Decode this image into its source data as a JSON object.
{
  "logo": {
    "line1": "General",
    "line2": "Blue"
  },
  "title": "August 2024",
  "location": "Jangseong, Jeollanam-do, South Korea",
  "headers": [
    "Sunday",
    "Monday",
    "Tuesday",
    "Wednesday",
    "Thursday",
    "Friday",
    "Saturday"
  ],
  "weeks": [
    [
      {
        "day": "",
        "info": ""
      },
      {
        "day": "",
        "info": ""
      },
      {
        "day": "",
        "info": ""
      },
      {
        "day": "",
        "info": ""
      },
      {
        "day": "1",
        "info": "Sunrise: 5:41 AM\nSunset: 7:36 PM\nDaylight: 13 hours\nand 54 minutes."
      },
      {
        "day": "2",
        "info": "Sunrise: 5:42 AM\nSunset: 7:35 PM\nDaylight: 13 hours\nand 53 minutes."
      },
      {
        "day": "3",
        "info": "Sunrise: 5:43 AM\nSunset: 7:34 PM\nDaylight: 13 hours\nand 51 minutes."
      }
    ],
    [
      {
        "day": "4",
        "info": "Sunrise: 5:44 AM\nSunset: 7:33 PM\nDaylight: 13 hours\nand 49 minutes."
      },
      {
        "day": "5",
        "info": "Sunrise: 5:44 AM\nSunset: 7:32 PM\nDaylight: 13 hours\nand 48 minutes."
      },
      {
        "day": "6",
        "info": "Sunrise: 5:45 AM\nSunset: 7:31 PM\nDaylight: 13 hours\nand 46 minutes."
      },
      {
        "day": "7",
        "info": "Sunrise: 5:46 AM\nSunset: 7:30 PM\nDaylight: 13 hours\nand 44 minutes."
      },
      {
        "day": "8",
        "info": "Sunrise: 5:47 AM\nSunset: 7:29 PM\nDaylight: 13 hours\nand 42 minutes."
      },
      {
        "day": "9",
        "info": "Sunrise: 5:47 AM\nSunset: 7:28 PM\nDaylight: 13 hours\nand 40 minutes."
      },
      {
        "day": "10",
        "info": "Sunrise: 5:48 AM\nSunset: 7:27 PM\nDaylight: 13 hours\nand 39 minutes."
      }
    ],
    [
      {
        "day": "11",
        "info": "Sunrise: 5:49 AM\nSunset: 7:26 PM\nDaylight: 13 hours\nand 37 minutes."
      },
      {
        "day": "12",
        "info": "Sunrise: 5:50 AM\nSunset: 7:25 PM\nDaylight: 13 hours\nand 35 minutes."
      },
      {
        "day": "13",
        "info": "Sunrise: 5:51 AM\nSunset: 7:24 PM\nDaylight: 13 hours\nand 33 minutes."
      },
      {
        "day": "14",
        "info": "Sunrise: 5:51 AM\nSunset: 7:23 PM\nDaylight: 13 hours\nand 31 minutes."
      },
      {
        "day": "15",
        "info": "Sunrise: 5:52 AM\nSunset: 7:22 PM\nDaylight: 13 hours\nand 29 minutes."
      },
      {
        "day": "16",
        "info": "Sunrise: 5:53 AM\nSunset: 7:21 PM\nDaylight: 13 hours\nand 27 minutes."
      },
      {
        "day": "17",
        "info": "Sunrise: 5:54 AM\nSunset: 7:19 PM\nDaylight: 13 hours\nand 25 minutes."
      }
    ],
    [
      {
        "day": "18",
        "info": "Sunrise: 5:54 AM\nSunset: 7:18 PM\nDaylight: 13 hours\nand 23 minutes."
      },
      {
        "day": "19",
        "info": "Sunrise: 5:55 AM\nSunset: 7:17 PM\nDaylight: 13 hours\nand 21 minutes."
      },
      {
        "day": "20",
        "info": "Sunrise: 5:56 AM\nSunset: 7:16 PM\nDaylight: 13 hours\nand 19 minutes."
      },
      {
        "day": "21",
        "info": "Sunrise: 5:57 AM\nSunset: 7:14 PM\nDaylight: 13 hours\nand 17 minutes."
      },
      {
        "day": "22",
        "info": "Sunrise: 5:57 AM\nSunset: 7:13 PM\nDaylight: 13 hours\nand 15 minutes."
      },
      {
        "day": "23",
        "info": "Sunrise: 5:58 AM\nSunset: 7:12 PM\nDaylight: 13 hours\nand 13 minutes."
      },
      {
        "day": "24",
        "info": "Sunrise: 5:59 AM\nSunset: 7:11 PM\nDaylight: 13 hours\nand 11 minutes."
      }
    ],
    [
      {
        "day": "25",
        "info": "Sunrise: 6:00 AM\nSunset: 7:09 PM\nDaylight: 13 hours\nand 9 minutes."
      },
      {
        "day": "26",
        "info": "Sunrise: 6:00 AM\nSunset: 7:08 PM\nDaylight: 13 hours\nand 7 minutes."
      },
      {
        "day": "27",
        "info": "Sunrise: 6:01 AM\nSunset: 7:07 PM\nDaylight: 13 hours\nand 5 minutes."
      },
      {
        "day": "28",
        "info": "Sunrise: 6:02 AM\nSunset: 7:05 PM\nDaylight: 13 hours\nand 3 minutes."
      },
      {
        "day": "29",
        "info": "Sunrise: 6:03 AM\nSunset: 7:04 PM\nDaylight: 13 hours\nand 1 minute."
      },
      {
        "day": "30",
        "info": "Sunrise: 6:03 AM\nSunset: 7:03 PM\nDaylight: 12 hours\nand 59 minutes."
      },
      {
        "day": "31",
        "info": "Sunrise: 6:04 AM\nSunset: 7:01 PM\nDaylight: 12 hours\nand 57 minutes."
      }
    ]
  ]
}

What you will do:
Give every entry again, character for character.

Exercise answer:
Decode this image into its source data as a JSON object.
{
  "logo": {
    "line1": "General",
    "line2": "Blue"
  },
  "title": "August 2024",
  "location": "Jangseong, Jeollanam-do, South Korea",
  "headers": [
    "Sunday",
    "Monday",
    "Tuesday",
    "Wednesday",
    "Thursday",
    "Friday",
    "Saturday"
  ],
  "weeks": [
    [
      {
        "day": "",
        "info": ""
      },
      {
        "day": "",
        "info": ""
      },
      {
        "day": "",
        "info": ""
      },
      {
        "day": "",
        "info": ""
      },
      {
        "day": "1",
        "info": "Sunrise: 5:41 AM\nSunset: 7:36 PM\nDaylight: 13 hours\nand 54 minutes."
      },
      {
        "day": "2",
        "info": "Sunrise: 5:42 AM\nSunset: 7:35 PM\nDaylight: 13 hours\nand 53 minutes."
      },
      {
        "day": "3",
        "info": "Sunrise: 5:43 AM\nSunset: 7:34 PM\nDaylight: 13 hours\nand 51 minutes."
      }
    ],
    [
      {
        "day": "4",
        "info": "Sunrise: 5:44 AM\nSunset: 7:33 PM\nDaylight: 13 hours\nand 49 minutes."
      },
      {
        "day": "5",
        "info": "Sunrise: 5:44 AM\nSunset: 7:32 PM\nDaylight: 13 hours\nand 48 minutes."
      },
      {
        "day": "6",
        "info": "Sunrise: 5:45 AM\nSunset: 7:31 PM\nDaylight: 13 hours\nand 46 minutes."
      },
      {
        "day": "7",
        "info": "Sunrise: 5:46 AM\nSunset: 7:30 PM\nDaylight: 13 hours\nand 44 minutes."
      },
      {
        "day": "8",
        "info": "Sunrise: 5:47 AM\nSunset: 7:29 PM\nDaylight: 13 hours\nand 42 minutes."
      },
      {
        "day": "9",
        "info": "Sunrise: 5:47 AM\nSunset: 7:28 PM\nDaylight: 13 hours\nand 40 minutes."
      },
      {
        "day": "10",
        "info": "Sunrise: 5:48 AM\nSunset: 7:27 PM\nDaylight: 13 hours\nand 39 minutes."
      }
    ],
    [
      {
        "day": "11",
        "info": "Sunrise: 5:49 AM\nSunset: 7:26 PM\nDaylight: 13 hours\nand 37 minutes."
      },
      {
        "day": "12",
        "info": "Sunrise: 5:50 AM\nSunset: 7:25 PM\nDaylight: 13 hours\nand 35 minutes."
      },
      {
        "day": "13",
        "info": "Sunrise: 5:51 AM\nSunset: 7:24 PM\nDaylight: 13 hours\nand 33 minutes."
      },
      {
        "day": "14",
        "info": "Sunrise: 5:51 AM\nSunset: 7:23 PM\nDaylight: 13 hours\nand 31 minutes."
      },
      {
        "day": "15",
        "info": "Sunrise: 5:52 AM\nSunset: 7:22 PM\nDaylight: 13 hours\nand 29 minutes."
      },
      {
        "day": "16",
        "info": "Sunrise: 5:53 AM\nSunset: 7:21 PM\nDaylight: 13 hours\nand 27 minutes."
      },
      {
        "day": "17",
        "info": "Sunrise: 5:54 AM\nSunset: 7:19 PM\nDaylight: 13 hours\nand 25 minutes."
      }
    ],
    [
      {
        "day": "18",
        "info": "Sunrise: 5:54 AM\nSunset: 7:18 PM\nDaylight: 13 hours\nand 23 minutes."
      },
      {
        "day": "19",
        "info": "Sunrise: 5:55 AM\nSunset: 7:17 PM\nDaylight: 13 hours\nand 21 minutes."
      },
      {
        "day": "20",
        "info": "Sunrise: 5:56 AM\nSunset: 7:16 PM\nDaylight: 13 hours\nand 19 minutes."
      },
      {
        "day": "21",
        "info": "Sunrise: 5:57 AM\nSunset: 7:14 PM\nDaylight: 13 hours\nand 17 minutes."
      },
      {
        "day": "22",
        "info": "Sunrise: 5:57 AM\nSunset: 7:13 PM\nDaylight: 13 hours\nand 15 minutes."
      },
      {
        "day": "23",
        "info": "Sunrise: 5:58 AM\nSunset: 7:12 PM\nDaylight: 13 hours\nand 13 minutes."
      },
      {
        "day": "24",
        "info": "Sunrise: 5:59 AM\nSunset: 7:11 PM\nDaylight: 13 hours\nand 11 minutes."
      }
    ],
    [
      {
        "day": "25",
        "info": "Sunrise: 6:00 AM\nSunset: 7:09 PM\nDaylight: 13 hours\nand 9 minutes."
      },
      {
        "day": "26",
        "info": "Sunrise: 6:00 AM\nSunset: 7:08 PM\nDaylight: 13 hours\nand 7 minutes."
      },
      {
        "day": "27",
        "info": "Sunrise: 6:01 AM\nSunset: 7:07 PM\nDaylight: 13 hours\nand 5 minutes."
      },
      {
        "day": "28",
        "info": "Sunrise: 6:02 AM\nSunset: 7:05 PM\nDaylight: 13 hours\nand 3 minutes."
      },
      {
        "day": "29",
        "info": "Sunrise: 6:03 AM\nSunset: 7:04 PM\nDaylight: 13 hours\nand 1 minute."
      },
      {
        "day": "30",
        "info": "Sunrise: 6:03 AM\nSunset: 7:03 PM\nDaylight: 12 hours\nand 59 minutes."
      },
      {
        "day": "31",
        "info": "Sunrise: 6:04 AM\nSunset: 7:01 PM\nDaylight: 12 hours\nand 57 minutes."
      }
    ]
  ]
}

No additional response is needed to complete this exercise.